How to Become a Nurse
Nursing careers are a good choice for those who have a desire to provide medical care to others. A nurse is responsible for:
- Treating patients
- Keeping patient records
- Administering medications
- Assisting with medical tests
- Operating medical equipment
- Providing advice, education, and support
- Supervising staff members
- Running public health events such as blood drives
The majority of nurses work in hospitals, but many also find work in community and wellness centers, patients' homes, rehabilitation clinics, and nursing care facilities.
Nursing Education Requirements
If you want to be a nurse, you have plenty of options. The first choice is whether to become a licensed practical nurse (LPN) or a registered nurse (RN). It takes longer to train to become an RN, but the job prospects are excellent and you’ll receive higher pay.
LPN programs usually take one year and prepare you for the NCLEX-PN license. To obtain this license, you’ll need to complete a state-approved practical nursing program and pass a licensing exam.
There are three different ways to become an RN. One choice is to complete a hospital diploma program. This usually takes three years. Alternatively, you can earn an associate degree in nursing (ADN) in two or three years. A bachelor’s degree in nursing (BSN) takes four years, but this is the best choice if you hope to advance to a nursing specialty or an administrative job. To obtain the required NCLEX-RN license, you’ll need to complete a state-approved program and pass the national licensing exam. Nurses must also renew their licenses periodically through continuing education.
Job Opportunities for Registered Nurses

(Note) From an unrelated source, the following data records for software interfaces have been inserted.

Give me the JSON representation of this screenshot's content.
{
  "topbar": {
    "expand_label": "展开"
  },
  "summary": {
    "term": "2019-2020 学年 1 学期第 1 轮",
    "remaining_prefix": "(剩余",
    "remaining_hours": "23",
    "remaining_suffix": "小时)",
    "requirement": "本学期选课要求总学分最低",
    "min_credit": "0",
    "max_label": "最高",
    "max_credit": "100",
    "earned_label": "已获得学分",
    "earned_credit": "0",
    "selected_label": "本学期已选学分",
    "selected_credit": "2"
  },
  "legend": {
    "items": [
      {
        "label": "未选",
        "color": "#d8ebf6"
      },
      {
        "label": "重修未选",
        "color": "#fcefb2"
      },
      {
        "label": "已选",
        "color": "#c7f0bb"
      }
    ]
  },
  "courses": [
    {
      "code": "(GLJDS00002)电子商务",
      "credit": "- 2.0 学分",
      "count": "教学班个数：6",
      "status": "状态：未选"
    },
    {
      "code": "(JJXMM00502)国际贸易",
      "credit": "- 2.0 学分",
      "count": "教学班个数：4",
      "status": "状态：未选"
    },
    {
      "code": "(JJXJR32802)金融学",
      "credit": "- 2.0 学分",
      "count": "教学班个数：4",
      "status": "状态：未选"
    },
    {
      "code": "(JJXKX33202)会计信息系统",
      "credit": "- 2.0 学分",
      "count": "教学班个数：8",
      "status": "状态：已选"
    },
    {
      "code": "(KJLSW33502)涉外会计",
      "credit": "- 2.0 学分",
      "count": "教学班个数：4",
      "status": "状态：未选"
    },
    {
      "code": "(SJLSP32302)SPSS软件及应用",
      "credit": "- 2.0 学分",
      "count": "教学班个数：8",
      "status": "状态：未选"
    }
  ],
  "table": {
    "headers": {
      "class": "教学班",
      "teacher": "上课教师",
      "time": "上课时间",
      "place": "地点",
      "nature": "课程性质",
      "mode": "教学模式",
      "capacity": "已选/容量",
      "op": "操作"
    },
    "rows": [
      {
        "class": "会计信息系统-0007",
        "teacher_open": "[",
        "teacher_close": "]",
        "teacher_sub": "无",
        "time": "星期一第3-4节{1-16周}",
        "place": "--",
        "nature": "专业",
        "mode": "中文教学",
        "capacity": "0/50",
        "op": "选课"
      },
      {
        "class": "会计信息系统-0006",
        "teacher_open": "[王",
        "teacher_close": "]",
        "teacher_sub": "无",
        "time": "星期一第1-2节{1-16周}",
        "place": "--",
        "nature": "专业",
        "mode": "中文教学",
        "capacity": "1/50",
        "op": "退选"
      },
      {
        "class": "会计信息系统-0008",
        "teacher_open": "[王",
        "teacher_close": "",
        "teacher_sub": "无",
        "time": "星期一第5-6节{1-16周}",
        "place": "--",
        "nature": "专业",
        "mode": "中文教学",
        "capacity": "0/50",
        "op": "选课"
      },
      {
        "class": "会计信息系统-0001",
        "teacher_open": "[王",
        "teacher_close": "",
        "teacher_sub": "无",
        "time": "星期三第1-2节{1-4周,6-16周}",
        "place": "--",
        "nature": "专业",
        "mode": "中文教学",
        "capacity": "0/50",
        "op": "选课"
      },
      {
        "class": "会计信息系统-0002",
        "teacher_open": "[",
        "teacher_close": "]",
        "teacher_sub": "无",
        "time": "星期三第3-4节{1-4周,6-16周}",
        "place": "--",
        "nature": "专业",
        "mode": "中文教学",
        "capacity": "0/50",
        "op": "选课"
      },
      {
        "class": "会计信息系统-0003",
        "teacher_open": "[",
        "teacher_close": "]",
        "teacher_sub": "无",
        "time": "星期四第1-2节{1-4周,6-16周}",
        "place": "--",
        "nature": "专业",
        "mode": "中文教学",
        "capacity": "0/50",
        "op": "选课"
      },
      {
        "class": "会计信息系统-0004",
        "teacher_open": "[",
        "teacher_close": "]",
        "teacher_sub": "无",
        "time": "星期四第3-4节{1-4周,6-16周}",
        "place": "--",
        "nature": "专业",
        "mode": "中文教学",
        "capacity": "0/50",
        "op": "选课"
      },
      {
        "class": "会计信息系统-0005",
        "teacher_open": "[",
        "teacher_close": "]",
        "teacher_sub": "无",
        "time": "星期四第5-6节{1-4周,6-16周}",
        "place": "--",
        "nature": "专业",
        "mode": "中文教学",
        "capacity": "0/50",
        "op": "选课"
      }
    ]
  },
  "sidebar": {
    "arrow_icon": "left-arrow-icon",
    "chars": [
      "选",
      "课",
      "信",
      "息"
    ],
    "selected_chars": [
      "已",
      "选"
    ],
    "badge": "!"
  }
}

Job opportunities for RNs are expected to be excellent, and employers have reported difficulty in finding an adequate number of RNs. It is expected that 581,500 new nursing jobs will be available over the next few years. Hospital jobs for LPNs are declining, but employment is growing in nursing care facilities and home health care services.
In 2008, registered nurses earned median annual wages of $62,450 and LPNs earned $39,030. By earning your nursing degree you will be eligible to earn high wages and will see better job opportunities within this field.
Source: Bureau of Labor Statistics, U.S. Department of Labor, Occupational Outlook Handbook, 2010-2011 Edition